Again, discernment is key. I remember one particularly powerful dream in which I woke up knowing that the dream was meant both for me personally, as well as for my client. When I sent the intuitive write-up later to the client I said, “This is what I got: I know some of this is meant for me, but I feel it is also relevant for you as well…FWIW [for what it’s worth].” I let the client know that there could be bias in the information because some of it seemed so relevant to me personally, which is not always the case; on the other hand, one of the earliest tenets of my intuition training was, “Don’t edit.” So I sent the unedited information, along with the (hopefully discerning) disclaimer. The client later told me that what I sent him was also relevant, accurate, and as important for him to know as it was for me.

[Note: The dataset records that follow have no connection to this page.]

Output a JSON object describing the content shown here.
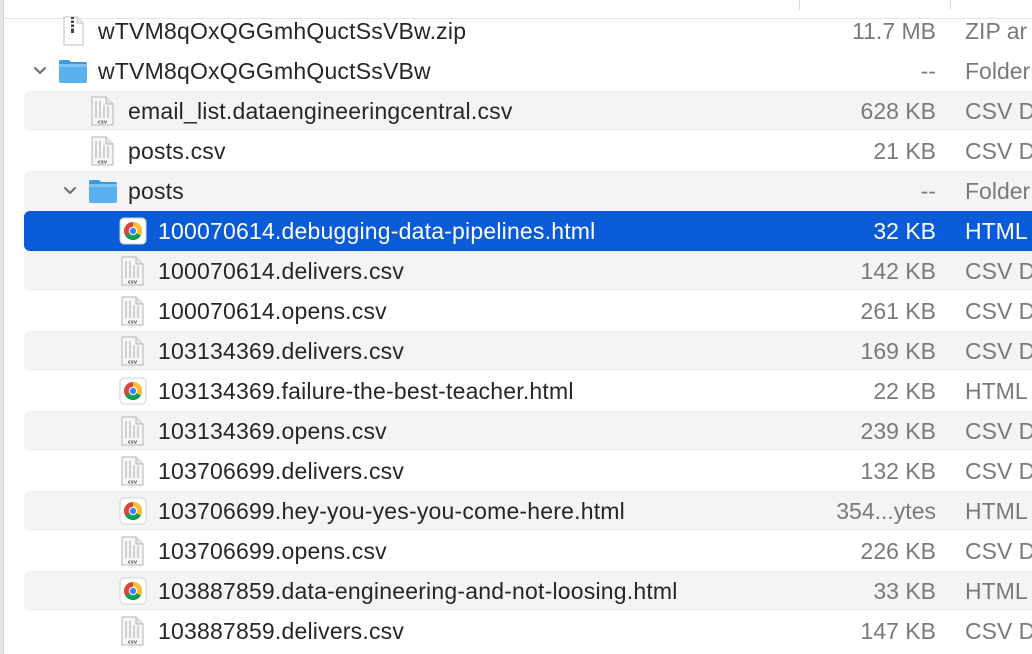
{
  "rows": [
    {
      "name": "wTVM8qOxQGGmhQuctSsVBw.zip",
      "size": "11.7 MB",
      "kind": "ZIP ar",
      "icon": "zip-file-icon",
      "level": 1,
      "alt": false,
      "selected": false,
      "disclosure": ""
    },
    {
      "name": "wTVM8qOxQGGmhQuctSsVBw",
      "size": "--",
      "kind": "Folder",
      "icon": "folder-icon",
      "level": 1,
      "alt": false,
      "selected": false,
      "disclosure": "expanded"
    },
    {
      "name": "email_list.dataengineeringcentral.csv",
      "size": "628 KB",
      "kind": "CSV D",
      "icon": "csv-file-icon",
      "level": 2,
      "alt": true,
      "selected": false,
      "disclosure": ""
    },
    {
      "name": "posts.csv",
      "size": "21 KB",
      "kind": "CSV D",
      "icon": "csv-file-icon",
      "level": 2,
      "alt": false,
      "selected": false,
      "disclosure": ""
    },
    {
      "name": "posts",
      "size": "--",
      "kind": "Folder",
      "icon": "folder-icon",
      "level": 2,
      "alt": true,
      "selected": false,
      "disclosure": "expanded"
    },
    {
      "name": "100070614.debugging-data-pipelines.html",
      "size": "32 KB",
      "kind": "HTML",
      "icon": "chrome-html-icon",
      "level": 3,
      "alt": false,
      "selected": true,
      "disclosure": ""
    },
    {
      "name": "100070614.delivers.csv",
      "size": "142 KB",
      "kind": "CSV D",
      "icon": "csv-file-icon",
      "level": 3,
      "alt": true,
      "selected": false,
      "disclosure": ""
    },
    {
      "name": "100070614.opens.csv",
      "size": "261 KB",
      "kind": "CSV D",
      "icon": "csv-file-icon",
      "level": 3,
      "alt": false,
      "selected": false,
      "disclosure": ""
    },
    {
      "name": "103134369.delivers.csv",
      "size": "169 KB",
      "kind": "CSV D",
      "icon": "csv-file-icon",
      "level": 3,
      "alt": true,
      "selected": false,
      "disclosure": ""
    },
    {
      "name": "103134369.failure-the-best-teacher.html",
      "size": "22 KB",
      "kind": "HTML",
      "icon": "chrome-html-icon",
      "level": 3,
      "alt": false,
      "selected": false,
      "disclosure": ""
    },
    {
      "name": "103134369.opens.csv",
      "size": "239 KB",
      "kind": "CSV D",
      "icon": "csv-file-icon",
      "level": 3,
      "alt": true,
      "selected": false,
      "disclosure": ""
    },
    {
      "name": "103706699.delivers.csv",
      "size": "132 KB",
      "kind": "CSV D",
      "icon": "csv-file-icon",
      "level": 3,
      "alt": false,
      "selected": false,
      "disclosure": ""
    },
    {
      "name": "103706699.hey-you-yes-you-come-here.html",
      "size": "354...ytes",
      "kind": "HTML",
      "icon": "chrome-html-icon",
      "level": 3,
      "alt": true,
      "selected": false,
      "disclosure": ""
    },
    {
      "name": "103706699.opens.csv",
      "size": "226 KB",
      "kind": "CSV D",
      "icon": "csv-file-icon",
      "level": 3,
      "alt": false,
      "selected": false,
      "disclosure": ""
    },
    {
      "name": "103887859.data-engineering-and-not-loosing.html",
      "size": "33 KB",
      "kind": "HTML",
      "icon": "chrome-html-icon",
      "level": 3,
      "alt": true,
      "selected": false,
      "disclosure": ""
    },
    {
      "name": "103887859.delivers.csv",
      "size": "147 KB",
      "kind": "CSV D",
      "icon": "csv-file-icon",
      "level": 3,
      "alt": false,
      "selected": false,
      "disclosure": ""
    }
  ],
  "colors": {
    "selection": "#0a5bd8",
    "folder": "#4aa6ec",
    "alt_row": "#f4f4f5"
  }
}
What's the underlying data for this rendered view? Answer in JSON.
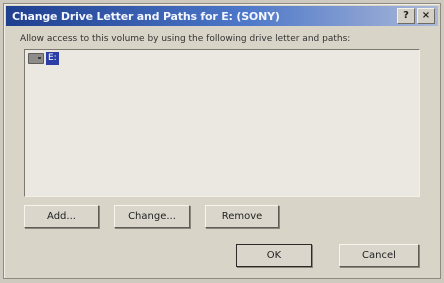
{
  "window": {
    "title": "Change Drive Letter and Paths for E: (SONY)",
    "help_glyph": "?",
    "close_glyph": "×"
  },
  "prompt": "Allow access to this volume by using the following drive letter and paths:",
  "list": {
    "items": [
      {
        "icon": "drive-icon",
        "label": "E:",
        "selected": true
      }
    ]
  },
  "buttons": {
    "add": "Add...",
    "change": "Change...",
    "remove": "Remove",
    "ok": "OK",
    "cancel": "Cancel"
  },
  "colors": {
    "title_bar": "#1f3f8f",
    "selection": "#2a3ea6",
    "dialog_bg": "#d9d4c8"
  }
}
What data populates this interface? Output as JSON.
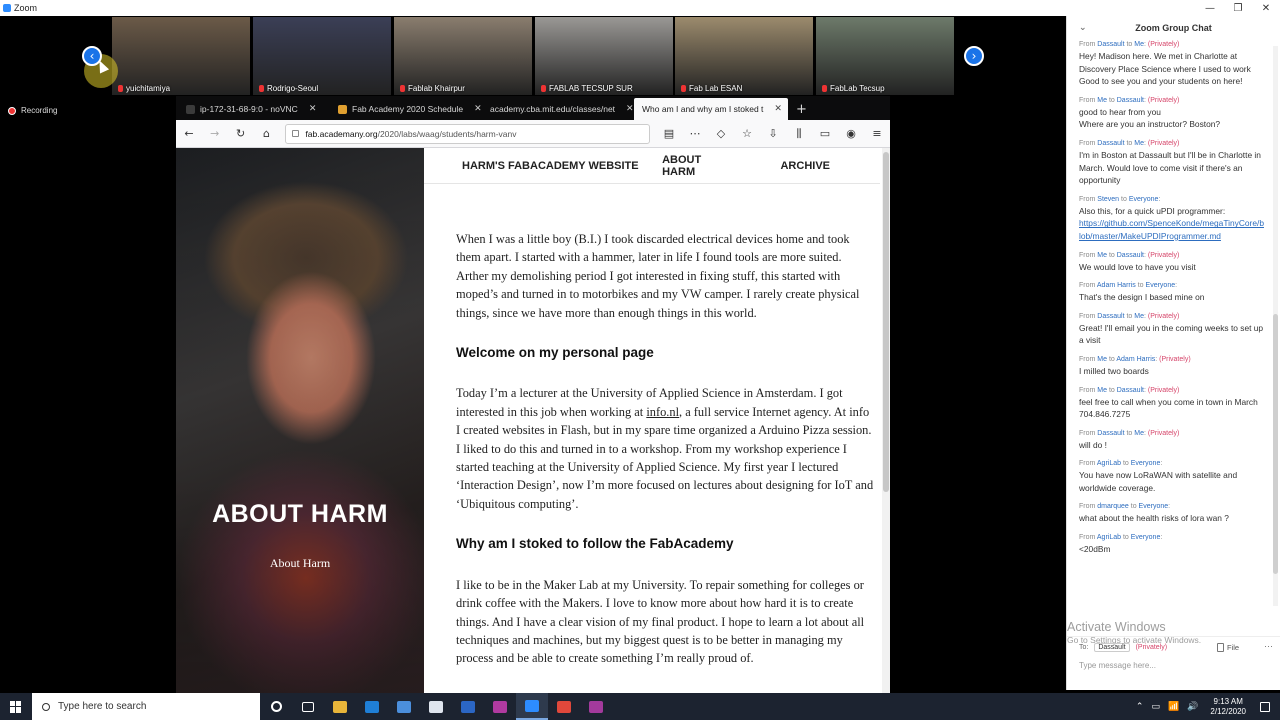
{
  "zoom": {
    "title": "Zoom",
    "window_controls": [
      "—",
      "❐",
      "✕"
    ],
    "recording_label": "Recording",
    "gallery": [
      {
        "name": "yuichitamiya",
        "tone": "#6b5a48"
      },
      {
        "name": "Rodrigo-Seoul",
        "tone": "#3b3f56"
      },
      {
        "name": "Fablab Khairpur",
        "tone": "#8a7d6e"
      },
      {
        "name": "FABLAB TECSUP SUR",
        "tone": "#9a9895"
      },
      {
        "name": "Fab Lab ESAN",
        "tone": "#9c8b6d"
      },
      {
        "name": "FabLab Tecsup",
        "tone": "#6d7a6a"
      }
    ],
    "prev_icon": "‹",
    "next_icon": "›"
  },
  "browser": {
    "tabs": [
      {
        "label": "ip-172-31-68-9:0 - noVNC",
        "fav": "#3b3b3b"
      },
      {
        "label": "Fab Academy 2020 Schedule",
        "fav": "#e0a030"
      },
      {
        "label": "academy.cba.mit.edu/classes/net",
        "fav": "#888888"
      },
      {
        "label": "Who am I and why am I stoked t",
        "fav": "#888888"
      }
    ],
    "new_tab": "+",
    "url_host": "fab.academany.org",
    "url_path": "/2020/labs/waag/students/harm-vanv",
    "nav_icons": {
      "back": "←",
      "forward": "→",
      "reload": "↻",
      "home": "⌂"
    },
    "right_icons": [
      "▤",
      "⋯",
      "◇",
      "☆",
      "⇩",
      "⫼",
      "▭",
      "◉",
      "≡"
    ]
  },
  "site": {
    "nav": {
      "brand": "HARM'S FABACADEMY WEBSITE",
      "about": "ABOUT HARM",
      "archive": "ARCHIVE"
    },
    "hero": {
      "title": "ABOUT HARM",
      "subtitle": "About Harm"
    },
    "content": {
      "p1": "When I was a little boy (B.I.) I took discarded electrical devices home and took them apart. I started with a hammer, later in life I found tools are more suited. Arther my demolishing period I got interested in fixing stuff, this started with moped’s and turned in to motorbikes and my VW camper. I rarely create physical things, since we have more than enough things in this world.",
      "h_welcome": "Welcome on my personal page",
      "p2_before": "Today I’m a lecturer at the University of Applied Science in Amsterdam. I got interested in this job when working at ",
      "p2_link": "info.nl",
      "p2_after": ", a full service Internet agency. At info I created websites in Flash, but in my spare time organized a Arduino Pizza session. I liked to do this and turned in to a workshop. From my workshop experience I started teaching at the University of Applied Science. My first year I lectured ‘Interaction Design’, now I’m more focused on lectures about designing for IoT and ‘Ubiquitous computing’.",
      "h_why": "Why am I stoked to follow the FabAcademy",
      "p3": "I like to be in the Maker Lab at my University. To repair something for colleges or drink coffee with the Makers. I love to know more about how hard it is to create things. And I have a clear vision of my final product. I hope to learn a lot about all techniques and machines, but my biggest quest is to be better in managing my process and be able to create something I’m really proud of."
    }
  },
  "chat": {
    "title": "Zoom Group Chat",
    "collapse_icon": "⌄",
    "messages": [
      {
        "from": "Dassault",
        "to": "Me",
        "priv": "(Privately)",
        "body": "Hey! Madison here. We met in Charlotte at Discovery Place Science where I used to work\nGood to see you and your students on here!"
      },
      {
        "from": "Me",
        "to": "Dassault",
        "priv": "(Privately)",
        "body": "good to hear from you\nWhere are you an instructor?  Boston?"
      },
      {
        "from": "Dassault",
        "to": "Me",
        "priv": "(Privately)",
        "body": "I'm in Boston at Dassault but I'll be in Charlotte in March. Would love to come visit if there's an opportunity"
      },
      {
        "from": "Steven",
        "to": "Everyone",
        "priv": "",
        "body": "Also this, for a quick uPDI programmer:",
        "link": "https://github.com/SpenceKonde/megaTinyCore/blob/master/MakeUPDIProgrammer.md"
      },
      {
        "from": "Me",
        "to": "Dassault",
        "priv": "(Privately)",
        "body": "We would love to have you visit"
      },
      {
        "from": "Adam Harris",
        "to": "Everyone",
        "priv": "",
        "body": "That's the design I based mine on"
      },
      {
        "from": "Dassault",
        "to": "Me",
        "priv": "(Privately)",
        "body": "Great! I'll email you in the coming weeks to set up a visit"
      },
      {
        "from": "Me",
        "to": "Adam Harris",
        "priv": "(Privately)",
        "body": "I milled two boards"
      },
      {
        "from": "Me",
        "to": "Dassault",
        "priv": "(Privately)",
        "body": "feel free to call when you come in town in March 704.846.7275"
      },
      {
        "from": "Dassault",
        "to": "Me",
        "priv": "(Privately)",
        "body": "will do !"
      },
      {
        "from": "AgriLab",
        "to": "Everyone",
        "priv": "",
        "body": "You have now LoRaWAN with satellite and worldwide coverage."
      },
      {
        "from": "dmarquee",
        "to": "Everyone",
        "priv": "",
        "body": "what about the health risks of lora wan ?"
      },
      {
        "from": "AgriLab",
        "to": "Everyone",
        "priv": "",
        "body": "<20dBm"
      }
    ],
    "to_label": "To:",
    "to_value": "Dassault",
    "to_priv": "(Privately)",
    "file_label": "File",
    "more_icon": "⋯",
    "placeholder": "Type message here...",
    "watermark_title": "Activate Windows",
    "watermark_sub": "Go to Settings to activate Windows."
  },
  "taskbar": {
    "search_placeholder": "Type here to search",
    "apps": [
      {
        "name": "file-explorer-icon",
        "color": "#e8b53a"
      },
      {
        "name": "edge-icon",
        "color": "#1f7fd6"
      },
      {
        "name": "store-icon",
        "color": "#4b8fdc"
      },
      {
        "name": "mail-icon",
        "color": "#dfe5ee"
      },
      {
        "name": "word-b-icon",
        "color": "#2b66c4"
      },
      {
        "name": "app-purple-icon",
        "color": "#b03aa0"
      },
      {
        "name": "zoom-icon",
        "color": "#2d8cff"
      },
      {
        "name": "chrome-icon",
        "color": "#e0483b"
      },
      {
        "name": "app-magenta-icon",
        "color": "#a33a9c"
      }
    ],
    "tray_icons": [
      "⌃",
      "▭",
      "📶",
      "🔊"
    ],
    "time": "9:13 AM",
    "date": "2/12/2020"
  }
}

Given the nature of synchronicity and the fact that I seem to be bombarded with synchronous events in my daily life, it is also not uncommon for me to have a dream or conversation about a particular issue hours or days before an issue comes up in a session with a client for whom I had no advance information. Routinely I find that in some ways I had “met” that person in the dream state before our meeting over the phone, on Skype, or in person, and was getting prepared for our later real-time conversation through intuitive and precognitive dreams, as well as through apparently chance conversations, newspaper articles, or television snippets that I would just “stumble upon” around that time in the waking state, for no apparent reason.
Meet the Boss
Almost a year before I made a major move from the East Coast to California, I had a dream in which a figure appeared and asked me the question, “Shall we try it?” In that or a different dream around the same period of time I jotted down a date that popped up in the dream: “September 18, 1981.” At the time I was doing post-doctoral work at Harvard, with plans to look for permanent work once the year was over, but no concrete plans to move to the other coast. In fact, as I looked back today at my dream journals, I read that I was planning to work in New York City.
In September 1981 I began a new job at a university in the Bay Area of northern California. About three years after the move I was rummaging through my dream journals, and there it was: the date September 18, 1981, as well as the “Shall we try it?” question. The person in the dream, who was a stranger to me at the time of the dream, was to become my new boss!
Dreams are our partner on the path to success and fulfillment
So often we are afraid of our dreams: because they frighten us and turn into nightmares completely out of our control; because they set unrealistic expectations that we fear we cannot meet; because they make no sense in the waking world of sequential thought and logic.
When we learn to approach our dreams as a tool for our collective and personal fulfillment; when we push the bogey man out the door and invite the close and trusted friend inside our consciousness in its place; we can discover the true partnership not only of intuition and dreams, but also of reason and dreams!